This story begins with a photo. 

Pope Francis is on the front page of The New York Times, and it makes me remember a few secrets that need to break loose. Let me just say, there is no end to secrets that need to break loose.

The Roman Catholic leader is sitting in a wheelchair in a graveyard. White crosses surround him. He traveled to Canada to apologize for the church’s role in running boarding schools where Indigenous children were abused and where many died.

Everything about the photo arouses in me both gratitude and suspicion. Gratitude because someone influential is holding himself accountable. Suspicion because of the infinite number of leaders who speak up once it is too late. It’s as if the photo is trying to remind me of that.

Growing up, the Pope was someone my family believed in; it was just what Catholic families did. I didn’t not believe in the Pope, no more or any less than other presiding men in my life.

One such man comes to mind: a young priest new to our parish. I believed in him right up until he slept with a girl in our high school. Once I left home, I never gave him another thought. Priests and popes came and went. All those secrets are behind me now.

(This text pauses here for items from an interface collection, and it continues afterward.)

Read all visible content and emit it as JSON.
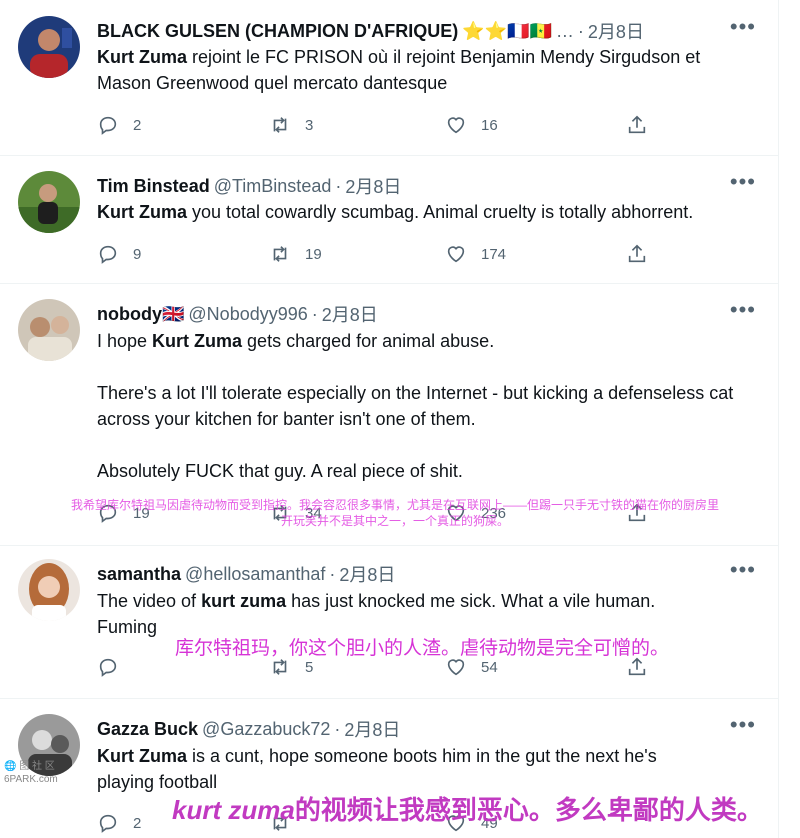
{
  "tweets": [
    {
      "name": "BLACK GULSEN (CHAMPION D'AFRIQUE)",
      "handle": "",
      "name_suffix": "⭐⭐🇫🇷🇸🇳",
      "handle_trunc": "…",
      "date": "2月8日",
      "body_bold": "Kurt Zuma",
      "body_rest": " rejoint le FC PRISON où il rejoint Benjamin Mendy Sirgudson et Mason Greenwood quel mercato dantesque",
      "replies": "2",
      "retweets": "3",
      "likes": "16"
    },
    {
      "name": "Tim Binstead",
      "handle": "@TimBinstead",
      "date": "2月8日",
      "body_bold": "Kurt Zuma",
      "body_rest": " you total cowardly scumbag. Animal cruelty is totally abhorrent.",
      "replies": "9",
      "retweets": "19",
      "likes": "174"
    },
    {
      "name": "nobody🇬🇧",
      "handle": "@Nobodyy996",
      "date": "2月8日",
      "body_pre": "I hope ",
      "body_bold": "Kurt Zuma",
      "body_rest": " gets charged for animal abuse.",
      "body_p2": "There's a lot I'll tolerate especially on the Internet - but kicking a defenseless cat across your kitchen for banter isn't one of them.",
      "body_p3": "Absolutely FUCK that guy. A real piece of shit.",
      "replies": "19",
      "retweets": "34",
      "likes": "236"
    },
    {
      "name": "samantha",
      "handle": "@hellosamanthaf",
      "date": "2月8日",
      "body_pre": "The video of ",
      "body_bold": "kurt zuma",
      "body_rest": " has just knocked me sick. What a vile human. Fuming",
      "replies": "",
      "retweets": "5",
      "likes": "54"
    },
    {
      "name": "Gazza Buck",
      "handle": "@Gazzabuck72",
      "date": "2月8日",
      "body_bold": "Kurt Zuma",
      "body_rest": " is a cunt, hope someone boots him in the gut the next he's playing football",
      "replies": "2",
      "retweets": "",
      "likes": "49"
    }
  ],
  "overlays": {
    "translation_1_line1": "我希望库尔特祖马因虐待动物而受到指控。我会容忍很多事情，尤其是在互联网上——但踢一只手无寸铁的猫在你的厨房里",
    "translation_1_line2": "开玩笑并不是其中之一，一个真正的狗屎。",
    "translation_2": "库尔特祖玛，你这个胆小的人渣。虐待动物是完全可憎的。",
    "translation_3_ital": "kurt zuma",
    "translation_3_rest": "的视频让我感到恶心。多么卑鄙的人类。"
  },
  "watermark": {
    "line1": "🌐 图 社 区",
    "line2": "6PARK.com"
  },
  "icons": [
    "reply-icon",
    "retweet-icon",
    "like-icon",
    "share-icon",
    "more-icon"
  ],
  "colors": {
    "secondary_text": "#536471",
    "overlay": "#d633d6",
    "divider": "#eff3f4"
  }
}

But then the truths began to surface. Unrelenting secrets. Who could imagine such things done to children? It must have occurred to me that many people still care what the Pope has to say about the major issues we face, but when I saw the photo, I realized he had become someone I barely remembered being told to care about.

I couldn’t wait to leave the steepled white churches and village greens of New England where everything looks serene from the outside. But if there is one thing that the church taught me, it’s that, within, things are secretly falling apart.

I held on to my secrets.

It’s been years since I thought about my neighborhood friend, pregnant at 15. Her father had abused her for years. He wore an expensive suit to church. That’s what my mother called it, “an expensive suit.” One day her mother took her to the city. When they came home, my friend was no longer pregnant. I knew this, but we never talked about it.

Something about everything felt very hidden after that, and I didn’t know what to do with all the secrets piling on, but they affected me.

There is an image recurrent in religious promotion of a bucolic child, hands folded in prayer, looking up to the sky as if someone up there knows. I never saw myself in that face. All of my life, I have been defying this idea that any one religion has the “answers.” But the questions? Writers are nothing if not open to the questions.

I can even drive myself a little crazy with the questions. The Catholic stuff I love to avoid is still the Catholic stuff I love to study. And why I suddenly need to know what Pope Francis had to say about the reversal of Roe v. Wade.

And there it is in black and white, the reason for my suspicion: He strongly upholds the church teaching of opposing abortions, equating it to “hiring a hit-man to solve a problem.” It proves that avoidance of hypocrisy is not something we can ever assume from the church any more than from Congress or the Supreme Court. And, Francis, see, I wanted to believe in you.

My neighbor had friends in to celebrate when Roe v. Wade was reversed. One man looked innocent enough, so I asked him what the party was about, knowing full well.

“We are living in a pro-life country now,” he said.

“Really? Pro-life?” I said. “How does one think no abortion, but it’s OK that there hasn’t been a single week in 2022 without a mass shooting?”

It wasn’t fear that made me speak up. Nor any need to “win.” No. It was the effect of hands-on pressure. Scared for the future of reproductive choice, I’d booked a massage to calm me. The therapist kept saying, “Oh! I need to unblock you.” And then she’d press down on just the right spot and say, “There, can you feel it?” 

And, to my surprise, I could. Little pops in my neck. Where the blunt spine meets a churning mind. Pop. Pop. Pop. And then an honest-to-goodness peace came over me. I forced myself not to doubt the feeling. To believe.

When my massage was over, I sat up and admitted my abortion at 19. I didn’t feel ready to say this out loud. But I felt ready to be ready. And then a small miracle happened: The therapist admitted hers at 16 to me. Some basic part of us opened to a truth of ourselves, and we had a private opportunity to share precisely what that truth was, and how grateful we are to live in our city where choice is still possible. I was her. She was me. And we were millions of other women.

My experience with massage, actually the whole way I felt about the neuromuscular system, had changed in an hour. Not only had each of my physical centers been unlocked, but the door to the shame closet flew open. And two more secrets took wing. Freer for having been kept.

After the story broke about the 10-year-old Ohio girl who was raped and then had to flee her state in order to have a safe and legal abortion, I booked another massage, but not with the same therapist. I wanted to set apart what surprisingly felt like one of the most honest encounters of my life. And I believe it always will be.

 

Mary Lou Sanelli, author, speaker and master dance teacher, is the author of 12 books, including, most recently, “Every Little Thing,” which has been nominated for a 2022 Washington State Book Award. Her children's book, “Bella Likes To Try,” will be available in October. For more information about her and her work, visit www.marylousanelli.com.